### TASK REQUIREMENTS:
Only lines containing the word "text" are needed; pull them out of the material.

### MATERIAL FOR THE TASK:
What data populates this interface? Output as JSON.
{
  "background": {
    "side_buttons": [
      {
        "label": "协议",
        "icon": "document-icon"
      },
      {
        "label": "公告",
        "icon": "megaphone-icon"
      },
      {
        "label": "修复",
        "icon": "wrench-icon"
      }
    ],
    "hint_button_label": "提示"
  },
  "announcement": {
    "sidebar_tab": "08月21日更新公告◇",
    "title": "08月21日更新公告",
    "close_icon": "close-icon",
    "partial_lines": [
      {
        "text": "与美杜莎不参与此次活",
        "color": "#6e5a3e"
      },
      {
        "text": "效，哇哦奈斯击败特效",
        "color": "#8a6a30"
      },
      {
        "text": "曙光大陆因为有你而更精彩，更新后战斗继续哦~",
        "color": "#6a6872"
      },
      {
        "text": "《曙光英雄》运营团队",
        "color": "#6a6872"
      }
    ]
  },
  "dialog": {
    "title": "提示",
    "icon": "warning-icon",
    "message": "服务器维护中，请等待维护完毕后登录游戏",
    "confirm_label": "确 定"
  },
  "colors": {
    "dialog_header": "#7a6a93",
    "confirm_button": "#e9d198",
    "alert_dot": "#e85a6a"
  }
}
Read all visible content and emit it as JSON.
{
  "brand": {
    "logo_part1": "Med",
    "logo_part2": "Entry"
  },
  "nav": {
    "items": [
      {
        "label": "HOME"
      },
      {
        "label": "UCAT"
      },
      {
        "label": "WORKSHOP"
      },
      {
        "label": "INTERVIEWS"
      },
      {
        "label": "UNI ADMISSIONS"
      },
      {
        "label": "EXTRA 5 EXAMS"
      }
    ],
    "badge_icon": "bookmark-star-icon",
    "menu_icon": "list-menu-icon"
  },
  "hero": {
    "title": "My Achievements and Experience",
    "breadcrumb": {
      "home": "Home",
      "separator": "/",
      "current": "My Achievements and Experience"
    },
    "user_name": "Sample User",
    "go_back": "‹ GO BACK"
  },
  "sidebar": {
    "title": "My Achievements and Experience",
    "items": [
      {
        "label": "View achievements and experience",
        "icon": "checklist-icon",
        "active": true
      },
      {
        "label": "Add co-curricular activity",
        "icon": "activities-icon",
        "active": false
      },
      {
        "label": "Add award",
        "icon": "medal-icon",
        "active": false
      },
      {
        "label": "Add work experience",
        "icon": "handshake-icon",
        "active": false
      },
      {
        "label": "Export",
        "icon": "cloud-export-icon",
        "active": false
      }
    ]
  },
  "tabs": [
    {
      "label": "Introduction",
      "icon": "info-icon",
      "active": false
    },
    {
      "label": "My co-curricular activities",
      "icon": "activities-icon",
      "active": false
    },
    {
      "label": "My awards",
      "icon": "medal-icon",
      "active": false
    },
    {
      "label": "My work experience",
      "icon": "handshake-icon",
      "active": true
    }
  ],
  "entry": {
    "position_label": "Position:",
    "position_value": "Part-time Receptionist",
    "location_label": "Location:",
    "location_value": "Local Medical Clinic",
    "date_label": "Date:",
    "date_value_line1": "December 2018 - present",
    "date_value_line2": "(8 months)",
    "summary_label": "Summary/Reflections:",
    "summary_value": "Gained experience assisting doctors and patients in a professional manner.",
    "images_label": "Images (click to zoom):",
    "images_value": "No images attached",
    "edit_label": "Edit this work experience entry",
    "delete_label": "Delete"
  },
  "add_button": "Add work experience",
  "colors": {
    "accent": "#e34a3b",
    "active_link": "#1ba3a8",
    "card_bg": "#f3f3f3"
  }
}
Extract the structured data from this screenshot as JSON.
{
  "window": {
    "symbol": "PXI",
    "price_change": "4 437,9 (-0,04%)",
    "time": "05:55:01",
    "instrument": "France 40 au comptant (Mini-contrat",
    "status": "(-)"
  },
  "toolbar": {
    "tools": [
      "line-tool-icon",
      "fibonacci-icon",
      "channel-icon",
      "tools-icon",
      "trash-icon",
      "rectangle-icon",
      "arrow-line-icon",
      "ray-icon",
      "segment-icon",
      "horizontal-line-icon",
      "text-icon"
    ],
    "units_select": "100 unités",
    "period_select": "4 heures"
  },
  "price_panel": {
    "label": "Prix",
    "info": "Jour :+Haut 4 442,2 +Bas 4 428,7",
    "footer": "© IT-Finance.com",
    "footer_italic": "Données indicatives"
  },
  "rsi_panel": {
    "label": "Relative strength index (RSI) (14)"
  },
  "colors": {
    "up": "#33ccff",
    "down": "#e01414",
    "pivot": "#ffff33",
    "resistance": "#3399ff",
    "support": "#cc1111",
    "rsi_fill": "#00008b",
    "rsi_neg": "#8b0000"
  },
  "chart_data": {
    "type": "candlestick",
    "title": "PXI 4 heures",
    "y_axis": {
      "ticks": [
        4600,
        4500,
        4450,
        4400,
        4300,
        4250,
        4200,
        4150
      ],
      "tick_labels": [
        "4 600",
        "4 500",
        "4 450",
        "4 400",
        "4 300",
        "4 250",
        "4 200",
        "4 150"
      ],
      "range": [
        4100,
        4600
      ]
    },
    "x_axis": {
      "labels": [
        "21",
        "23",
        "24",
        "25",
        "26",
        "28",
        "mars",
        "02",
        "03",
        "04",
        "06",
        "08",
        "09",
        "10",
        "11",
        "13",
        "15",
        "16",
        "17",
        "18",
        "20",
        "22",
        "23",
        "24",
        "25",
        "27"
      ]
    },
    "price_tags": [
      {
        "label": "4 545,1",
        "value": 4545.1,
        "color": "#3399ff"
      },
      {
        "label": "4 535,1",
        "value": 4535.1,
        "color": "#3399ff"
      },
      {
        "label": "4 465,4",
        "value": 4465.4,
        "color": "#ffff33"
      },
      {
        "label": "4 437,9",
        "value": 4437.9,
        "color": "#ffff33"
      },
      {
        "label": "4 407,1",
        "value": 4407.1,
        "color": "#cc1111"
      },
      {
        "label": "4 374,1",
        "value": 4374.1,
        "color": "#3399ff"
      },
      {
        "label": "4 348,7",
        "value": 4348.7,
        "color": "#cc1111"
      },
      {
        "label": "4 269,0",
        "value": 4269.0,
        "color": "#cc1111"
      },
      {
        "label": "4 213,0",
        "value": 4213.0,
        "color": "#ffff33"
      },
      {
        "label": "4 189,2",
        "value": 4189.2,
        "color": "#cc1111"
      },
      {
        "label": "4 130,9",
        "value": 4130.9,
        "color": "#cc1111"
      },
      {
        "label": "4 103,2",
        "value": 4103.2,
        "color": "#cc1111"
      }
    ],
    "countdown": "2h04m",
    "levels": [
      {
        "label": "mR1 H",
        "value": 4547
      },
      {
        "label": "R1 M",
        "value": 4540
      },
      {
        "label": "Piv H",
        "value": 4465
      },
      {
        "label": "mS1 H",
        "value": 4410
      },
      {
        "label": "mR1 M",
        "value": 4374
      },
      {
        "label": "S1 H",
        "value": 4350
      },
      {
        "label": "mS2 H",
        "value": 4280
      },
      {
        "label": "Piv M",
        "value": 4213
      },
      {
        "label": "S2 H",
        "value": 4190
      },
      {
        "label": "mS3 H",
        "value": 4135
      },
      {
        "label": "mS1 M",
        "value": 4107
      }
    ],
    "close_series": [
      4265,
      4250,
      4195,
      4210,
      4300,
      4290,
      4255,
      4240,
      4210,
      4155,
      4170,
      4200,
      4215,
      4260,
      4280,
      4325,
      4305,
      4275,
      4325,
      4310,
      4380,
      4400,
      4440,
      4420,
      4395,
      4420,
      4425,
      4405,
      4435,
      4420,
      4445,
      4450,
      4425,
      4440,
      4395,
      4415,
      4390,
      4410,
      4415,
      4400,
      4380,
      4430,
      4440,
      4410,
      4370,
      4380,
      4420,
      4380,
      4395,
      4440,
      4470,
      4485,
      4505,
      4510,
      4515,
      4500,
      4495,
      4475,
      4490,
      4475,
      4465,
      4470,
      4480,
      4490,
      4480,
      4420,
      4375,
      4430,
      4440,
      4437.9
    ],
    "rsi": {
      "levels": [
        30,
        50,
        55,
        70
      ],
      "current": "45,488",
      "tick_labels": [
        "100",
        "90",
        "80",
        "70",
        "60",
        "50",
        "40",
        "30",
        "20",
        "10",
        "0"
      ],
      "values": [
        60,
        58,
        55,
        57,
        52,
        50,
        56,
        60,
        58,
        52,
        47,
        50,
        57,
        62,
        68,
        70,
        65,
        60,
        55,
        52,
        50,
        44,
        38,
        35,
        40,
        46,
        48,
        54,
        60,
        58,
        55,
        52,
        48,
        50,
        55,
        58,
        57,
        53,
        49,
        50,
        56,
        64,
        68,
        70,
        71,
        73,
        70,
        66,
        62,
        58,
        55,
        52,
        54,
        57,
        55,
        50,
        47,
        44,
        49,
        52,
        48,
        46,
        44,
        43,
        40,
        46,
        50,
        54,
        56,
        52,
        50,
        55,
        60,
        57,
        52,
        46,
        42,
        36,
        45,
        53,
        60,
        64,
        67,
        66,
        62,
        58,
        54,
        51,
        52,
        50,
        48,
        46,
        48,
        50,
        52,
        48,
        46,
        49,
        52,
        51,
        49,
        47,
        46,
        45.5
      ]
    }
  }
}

### WRITTEN ANSWER:
        "text": "与美杜莎不参与此次活",
        "text": "效，哇哦奈斯击败特效",
        "text": "曙光大陆因为有你而更精彩，更新后战斗继续哦~",
        "text": "《曙光英雄》运营团队",
      "text-icon"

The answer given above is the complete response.